It involves a generous application of the product from the root to the tip of the cheekbone of the index and middle finger for each of the mentioned parts of the body:
1. head, face, neck
2. left hand
3. right hand
4. upper back
5. lower back
6. upper torso
7. lower torso
8. left thigh
9. right thigh
10. left lower leg and foot
11. right lower leg and foot
We do not all apply makeup in the same way, that is, when using various sponges and brushes, we often put the amount of applied product in a thin, transparent layer, insufficient for sun protection. When re-applying, it is necessary to think about the already applied make-up, so if we are unable to remove all layers of make-up, we should think about spray sunscreens.
I spend most of my time indoors so I don't need SPF.
In the past year, we spent more time at home, due to the pandemic and working from home, so we did not use sunscreen to the same extent as before.

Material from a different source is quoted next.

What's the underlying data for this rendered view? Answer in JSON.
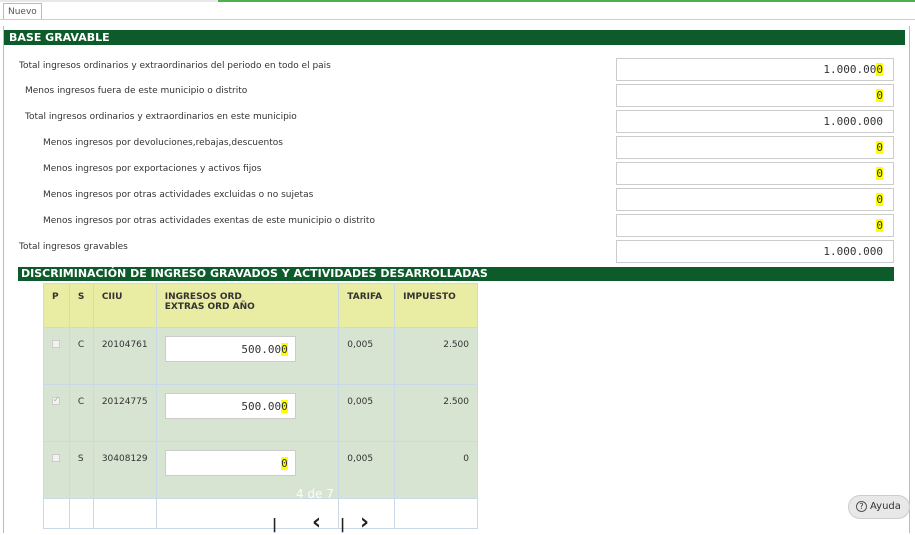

However, what few of us have thought about is that window glasses do not actually protect against UVA (A=aging), but only against UVB (B=burning) sun rays. This means that our skin will probably not turn red when sitting by the window, but it definitely does not mean that we are completely safe from the harmful effects of sun exposure. In the same way, we are not protected even when it is cloudy.  In most cases, we will avoid sunburn, but as soon as we expose our skin to UVA sun rays, we risk the appearance of premature wrinkles, fine lines and pigmentation spots.
In situations where we are not directly in the sun, when it is cloudy or we just intend to spend time indoors, it would be ideal to apply a sunscreen with a lower factor such as Sun Oilé Sunscreen Oil SPF 10 or Sun Milk Sunscreen Milk SPF 20 to at least slightly protected and eliminated the possibility of premature skin changes.
My skin is used to the sun and I never get red.
We all like to think that our skin is the most resistant to the sun's rays, but the real truth is that no skin can be resistant by itself. Some skins are more sensitive, subject to redness and are not prone to the formation of pigment, but we should by no means equate rapid tanning with the skin's resistance to the sun.
Frequent exposure to the sun is extremely stressful for any skin, so different skin types react differently to the stress we put on them. Some will react with violent burns and peeling, while others will darken and thus try to protect themselves. Regular sunbathing without adequate protection should be avoided, and in the case of using products such as SUPER Carrot jam for accelerated tanning , SUPER Carrot dry oil for accelerated tanning or SUPER Olive oil for tanning , you should properly protect yourself with products that have a high SPF.
The skin should be additionally hydrated after each exposure to the sun. It is also recommended to drink large amounts of water and keep in mind that with proper care we can preserve its health. You can find more detailed instructions in the article Top 5 tips on how to keep your skin hydrated (and radiant) in the summer , and don't forget:
Stress is not good for us, and neither is it good for our skin!
 Taylor, S. Diffey, B. Simple dosage guide for sun creams will help users. Regional Medical Physics Department, Newcastle General Hospital, Newcastle NE4 6BE. 2002 June 22. https://www.ncbi.nlm.nih.gov/pmc/articles/PMC1123459/ accessed 7/7/2021.
 Skin Cancer Foundation. UV Radiation & Your Skin. June 2019. https://www.skincancer.org/risk-factors/uv-radiation/#uva accessed 7/5/2021.